Entries from a dataset of interfaces:

┄┄┄┄┄┄┄┄┄┄┄┄┄┄┄┄┄┄┄┄

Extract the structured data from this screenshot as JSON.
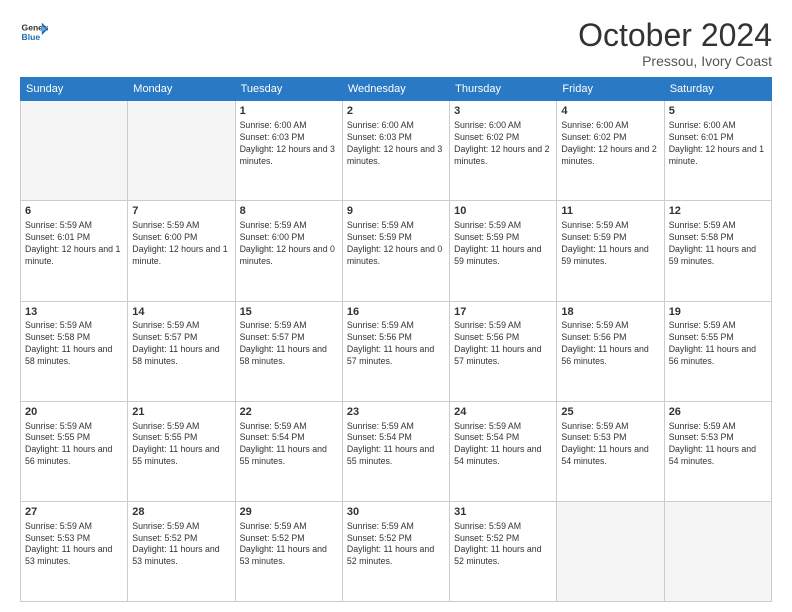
{
  "header": {
    "logo_general": "General",
    "logo_blue": "Blue",
    "month": "October 2024",
    "location": "Pressou, Ivory Coast"
  },
  "weekdays": [
    "Sunday",
    "Monday",
    "Tuesday",
    "Wednesday",
    "Thursday",
    "Friday",
    "Saturday"
  ],
  "weeks": [
    [
      {
        "day": "",
        "empty": true
      },
      {
        "day": "",
        "empty": true
      },
      {
        "day": "1",
        "sr": "6:00 AM",
        "ss": "6:03 PM",
        "dl": "12 hours and 3 minutes."
      },
      {
        "day": "2",
        "sr": "6:00 AM",
        "ss": "6:03 PM",
        "dl": "12 hours and 3 minutes."
      },
      {
        "day": "3",
        "sr": "6:00 AM",
        "ss": "6:02 PM",
        "dl": "12 hours and 2 minutes."
      },
      {
        "day": "4",
        "sr": "6:00 AM",
        "ss": "6:02 PM",
        "dl": "12 hours and 2 minutes."
      },
      {
        "day": "5",
        "sr": "6:00 AM",
        "ss": "6:01 PM",
        "dl": "12 hours and 1 minute."
      }
    ],
    [
      {
        "day": "6",
        "sr": "5:59 AM",
        "ss": "6:01 PM",
        "dl": "12 hours and 1 minute."
      },
      {
        "day": "7",
        "sr": "5:59 AM",
        "ss": "6:00 PM",
        "dl": "12 hours and 1 minute."
      },
      {
        "day": "8",
        "sr": "5:59 AM",
        "ss": "6:00 PM",
        "dl": "12 hours and 0 minutes."
      },
      {
        "day": "9",
        "sr": "5:59 AM",
        "ss": "5:59 PM",
        "dl": "12 hours and 0 minutes."
      },
      {
        "day": "10",
        "sr": "5:59 AM",
        "ss": "5:59 PM",
        "dl": "11 hours and 59 minutes."
      },
      {
        "day": "11",
        "sr": "5:59 AM",
        "ss": "5:59 PM",
        "dl": "11 hours and 59 minutes."
      },
      {
        "day": "12",
        "sr": "5:59 AM",
        "ss": "5:58 PM",
        "dl": "11 hours and 59 minutes."
      }
    ],
    [
      {
        "day": "13",
        "sr": "5:59 AM",
        "ss": "5:58 PM",
        "dl": "11 hours and 58 minutes."
      },
      {
        "day": "14",
        "sr": "5:59 AM",
        "ss": "5:57 PM",
        "dl": "11 hours and 58 minutes."
      },
      {
        "day": "15",
        "sr": "5:59 AM",
        "ss": "5:57 PM",
        "dl": "11 hours and 58 minutes."
      },
      {
        "day": "16",
        "sr": "5:59 AM",
        "ss": "5:56 PM",
        "dl": "11 hours and 57 minutes."
      },
      {
        "day": "17",
        "sr": "5:59 AM",
        "ss": "5:56 PM",
        "dl": "11 hours and 57 minutes."
      },
      {
        "day": "18",
        "sr": "5:59 AM",
        "ss": "5:56 PM",
        "dl": "11 hours and 56 minutes."
      },
      {
        "day": "19",
        "sr": "5:59 AM",
        "ss": "5:55 PM",
        "dl": "11 hours and 56 minutes."
      }
    ],
    [
      {
        "day": "20",
        "sr": "5:59 AM",
        "ss": "5:55 PM",
        "dl": "11 hours and 56 minutes."
      },
      {
        "day": "21",
        "sr": "5:59 AM",
        "ss": "5:55 PM",
        "dl": "11 hours and 55 minutes."
      },
      {
        "day": "22",
        "sr": "5:59 AM",
        "ss": "5:54 PM",
        "dl": "11 hours and 55 minutes."
      },
      {
        "day": "23",
        "sr": "5:59 AM",
        "ss": "5:54 PM",
        "dl": "11 hours and 55 minutes."
      },
      {
        "day": "24",
        "sr": "5:59 AM",
        "ss": "5:54 PM",
        "dl": "11 hours and 54 minutes."
      },
      {
        "day": "25",
        "sr": "5:59 AM",
        "ss": "5:53 PM",
        "dl": "11 hours and 54 minutes."
      },
      {
        "day": "26",
        "sr": "5:59 AM",
        "ss": "5:53 PM",
        "dl": "11 hours and 54 minutes."
      }
    ],
    [
      {
        "day": "27",
        "sr": "5:59 AM",
        "ss": "5:53 PM",
        "dl": "11 hours and 53 minutes."
      },
      {
        "day": "28",
        "sr": "5:59 AM",
        "ss": "5:52 PM",
        "dl": "11 hours and 53 minutes."
      },
      {
        "day": "29",
        "sr": "5:59 AM",
        "ss": "5:52 PM",
        "dl": "11 hours and 53 minutes."
      },
      {
        "day": "30",
        "sr": "5:59 AM",
        "ss": "5:52 PM",
        "dl": "11 hours and 52 minutes."
      },
      {
        "day": "31",
        "sr": "5:59 AM",
        "ss": "5:52 PM",
        "dl": "11 hours and 52 minutes."
      },
      {
        "day": "",
        "empty": true
      },
      {
        "day": "",
        "empty": true
      }
    ]
  ]
}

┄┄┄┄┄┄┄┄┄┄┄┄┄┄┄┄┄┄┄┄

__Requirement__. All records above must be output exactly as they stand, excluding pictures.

__Result for this exercise__.
Extract the structured data from this screenshot as JSON.
{
  "header": {
    "logo_general": "General",
    "logo_blue": "Blue",
    "month": "October 2024",
    "location": "Pressou, Ivory Coast"
  },
  "weekdays": [
    "Sunday",
    "Monday",
    "Tuesday",
    "Wednesday",
    "Thursday",
    "Friday",
    "Saturday"
  ],
  "weeks": [
    [
      {
        "day": "",
        "empty": true
      },
      {
        "day": "",
        "empty": true
      },
      {
        "day": "1",
        "sr": "6:00 AM",
        "ss": "6:03 PM",
        "dl": "12 hours and 3 minutes."
      },
      {
        "day": "2",
        "sr": "6:00 AM",
        "ss": "6:03 PM",
        "dl": "12 hours and 3 minutes."
      },
      {
        "day": "3",
        "sr": "6:00 AM",
        "ss": "6:02 PM",
        "dl": "12 hours and 2 minutes."
      },
      {
        "day": "4",
        "sr": "6:00 AM",
        "ss": "6:02 PM",
        "dl": "12 hours and 2 minutes."
      },
      {
        "day": "5",
        "sr": "6:00 AM",
        "ss": "6:01 PM",
        "dl": "12 hours and 1 minute."
      }
    ],
    [
      {
        "day": "6",
        "sr": "5:59 AM",
        "ss": "6:01 PM",
        "dl": "12 hours and 1 minute."
      },
      {
        "day": "7",
        "sr": "5:59 AM",
        "ss": "6:00 PM",
        "dl": "12 hours and 1 minute."
      },
      {
        "day": "8",
        "sr": "5:59 AM",
        "ss": "6:00 PM",
        "dl": "12 hours and 0 minutes."
      },
      {
        "day": "9",
        "sr": "5:59 AM",
        "ss": "5:59 PM",
        "dl": "12 hours and 0 minutes."
      },
      {
        "day": "10",
        "sr": "5:59 AM",
        "ss": "5:59 PM",
        "dl": "11 hours and 59 minutes."
      },
      {
        "day": "11",
        "sr": "5:59 AM",
        "ss": "5:59 PM",
        "dl": "11 hours and 59 minutes."
      },
      {
        "day": "12",
        "sr": "5:59 AM",
        "ss": "5:58 PM",
        "dl": "11 hours and 59 minutes."
      }
    ],
    [
      {
        "day": "13",
        "sr": "5:59 AM",
        "ss": "5:58 PM",
        "dl": "11 hours and 58 minutes."
      },
      {
        "day": "14",
        "sr": "5:59 AM",
        "ss": "5:57 PM",
        "dl": "11 hours and 58 minutes."
      },
      {
        "day": "15",
        "sr": "5:59 AM",
        "ss": "5:57 PM",
        "dl": "11 hours and 58 minutes."
      },
      {
        "day": "16",
        "sr": "5:59 AM",
        "ss": "5:56 PM",
        "dl": "11 hours and 57 minutes."
      },
      {
        "day": "17",
        "sr": "5:59 AM",
        "ss": "5:56 PM",
        "dl": "11 hours and 57 minutes."
      },
      {
        "day": "18",
        "sr": "5:59 AM",
        "ss": "5:56 PM",
        "dl": "11 hours and 56 minutes."
      },
      {
        "day": "19",
        "sr": "5:59 AM",
        "ss": "5:55 PM",
        "dl": "11 hours and 56 minutes."
      }
    ],
    [
      {
        "day": "20",
        "sr": "5:59 AM",
        "ss": "5:55 PM",
        "dl": "11 hours and 56 minutes."
      },
      {
        "day": "21",
        "sr": "5:59 AM",
        "ss": "5:55 PM",
        "dl": "11 hours and 55 minutes."
      },
      {
        "day": "22",
        "sr": "5:59 AM",
        "ss": "5:54 PM",
        "dl": "11 hours and 55 minutes."
      },
      {
        "day": "23",
        "sr": "5:59 AM",
        "ss": "5:54 PM",
        "dl": "11 hours and 55 minutes."
      },
      {
        "day": "24",
        "sr": "5:59 AM",
        "ss": "5:54 PM",
        "dl": "11 hours and 54 minutes."
      },
      {
        "day": "25",
        "sr": "5:59 AM",
        "ss": "5:53 PM",
        "dl": "11 hours and 54 minutes."
      },
      {
        "day": "26",
        "sr": "5:59 AM",
        "ss": "5:53 PM",
        "dl": "11 hours and 54 minutes."
      }
    ],
    [
      {
        "day": "27",
        "sr": "5:59 AM",
        "ss": "5:53 PM",
        "dl": "11 hours and 53 minutes."
      },
      {
        "day": "28",
        "sr": "5:59 AM",
        "ss": "5:52 PM",
        "dl": "11 hours and 53 minutes."
      },
      {
        "day": "29",
        "sr": "5:59 AM",
        "ss": "5:52 PM",
        "dl": "11 hours and 53 minutes."
      },
      {
        "day": "30",
        "sr": "5:59 AM",
        "ss": "5:52 PM",
        "dl": "11 hours and 52 minutes."
      },
      {
        "day": "31",
        "sr": "5:59 AM",
        "ss": "5:52 PM",
        "dl": "11 hours and 52 minutes."
      },
      {
        "day": "",
        "empty": true
      },
      {
        "day": "",
        "empty": true
      }
    ]
  ]
}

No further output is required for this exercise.